Life’s moving in confusing streams.
There are connections made and unmade.
And most of all a warming, satisfying lull in the pit of my stomach that insulates against the swarm.
I found myself on Sunday night with my arms around a girl I had fallen asleep thinking about the previous week (entry #36 for those with close attention!). Andrew Bird was on stage holding a violin, the second time a maestro has made it into an entry this early. He was magnificent – like a court jester tipping his toes on electric pedals, looping violin threads and in a suit. He had no shoes on, just socks so he could accurately loop and swoop layer upon layer of strings, plucked or played, though I am not sure if he played a Stradivarius. No one was around to tell me this time
Except B. a little bug in front of me and swaying to Andrew and his support act Jesca Hoop -a damsel of lightning her self. Our cups of red wine resting on the stage and blowing the smoke from our joint into the feet of the crowd to avoid detection in the smokeless venue, lit up by lights and music, Andrew’s charm and the notes he plays covering everybody in a satisfying silk.
Andrew was the end of a successful weekend. Successful because it was chaotic and exhausting, involved deep interactions with around 45 people, wine, women and a great deal of joy. I was in Edinburgh – the Mother – whose broad arms from Calton Hill to Arthur’s seat (the left) and the Pentlands (the right) embraced me for five or more errant summer’s and I dare say some Winters too but we spent those mostly alone and in doors and you never did come round unless I called. There have been a few experiences in Edinburgh and the ghost streets murmur up the names and yesterdays and chorus song of forgotten lovers – on this trip you met 3 – and drinks with old time friends. Warm whiskey in the belly, heart full and futile with conversation. These kinds and their crews you gave up hoping for, for a time – the you that is I, I’m playing with perspective, it hangs looser like a thread – but now back in front of you, their cares, their pleasures merge again in your own, and you find yourself moving from Doctor’s pub (where your ancestor’s name is written in brass) to the Royal Oak. The belly of Edinburgh where few dare to tread. Your rocking along Infirmary road and a muted jazz trumpet beckons you through the half open door – packed wall to wall with four copies of the Declaration of Arbroath (which made you chill to admit your English-hood) hang on shapes that revealed the tobacco stains when they took the pictures down four years ago for the ban. The ban that drove conversation and the smokers out on to cold streets, except on busy nights like tonight when the band sits in a corner, guitar violin and muted trumpet and you’re handed a whiskey glass (painfully loaded with ice) before you make it to the bar and the room goes silent as a man begins to sing the lines of Galway shawl you’ve heard in the passionate, raw, shrill voxicon of that room a dozen times before.

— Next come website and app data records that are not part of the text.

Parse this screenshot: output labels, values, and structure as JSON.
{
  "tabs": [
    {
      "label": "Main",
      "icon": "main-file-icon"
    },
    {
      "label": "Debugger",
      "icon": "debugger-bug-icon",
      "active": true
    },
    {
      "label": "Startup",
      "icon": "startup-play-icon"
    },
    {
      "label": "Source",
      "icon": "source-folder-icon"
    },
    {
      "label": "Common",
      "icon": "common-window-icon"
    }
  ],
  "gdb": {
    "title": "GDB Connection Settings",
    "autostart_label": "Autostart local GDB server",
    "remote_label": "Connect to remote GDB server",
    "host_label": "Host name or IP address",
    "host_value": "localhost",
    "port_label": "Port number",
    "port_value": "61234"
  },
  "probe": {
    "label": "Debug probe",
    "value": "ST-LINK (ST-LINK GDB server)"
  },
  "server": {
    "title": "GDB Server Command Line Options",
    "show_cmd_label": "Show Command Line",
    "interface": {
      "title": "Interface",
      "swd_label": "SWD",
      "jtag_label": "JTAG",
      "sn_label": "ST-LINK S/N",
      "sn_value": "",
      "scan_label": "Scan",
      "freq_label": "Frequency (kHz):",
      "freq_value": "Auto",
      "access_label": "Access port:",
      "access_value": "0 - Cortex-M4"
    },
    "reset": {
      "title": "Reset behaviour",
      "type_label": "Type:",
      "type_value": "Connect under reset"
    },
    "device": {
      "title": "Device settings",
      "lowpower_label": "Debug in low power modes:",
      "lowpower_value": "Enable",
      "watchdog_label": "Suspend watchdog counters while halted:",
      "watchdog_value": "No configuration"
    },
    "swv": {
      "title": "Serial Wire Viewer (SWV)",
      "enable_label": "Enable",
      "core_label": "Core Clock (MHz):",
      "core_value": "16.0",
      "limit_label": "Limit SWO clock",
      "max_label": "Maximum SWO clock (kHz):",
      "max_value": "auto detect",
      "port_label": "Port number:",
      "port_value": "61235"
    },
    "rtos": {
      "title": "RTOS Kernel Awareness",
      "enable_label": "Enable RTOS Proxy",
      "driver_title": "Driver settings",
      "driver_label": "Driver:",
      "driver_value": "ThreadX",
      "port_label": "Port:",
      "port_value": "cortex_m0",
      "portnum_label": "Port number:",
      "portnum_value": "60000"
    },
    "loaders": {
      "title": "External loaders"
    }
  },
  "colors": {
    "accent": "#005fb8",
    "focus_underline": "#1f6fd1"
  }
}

The evening blurs and you merge with it to return to your host’s house for cheese and bread before the plane trip home.
A sleep, a dash and tram ride and you’re at B.’s house. The night unfolds and Andrew is sublime and he turns the two of you in to each other and out again. She takes the tram home and you head back to Braam. This is new, this is easy and like the weekend, flows in an undertow of melody.
Could it all be music?
No. The next 9am sees you back at your desk. The grey penetrates the gold little by little and you pour yourself a third cup of coffee to survive.
Today will be OK.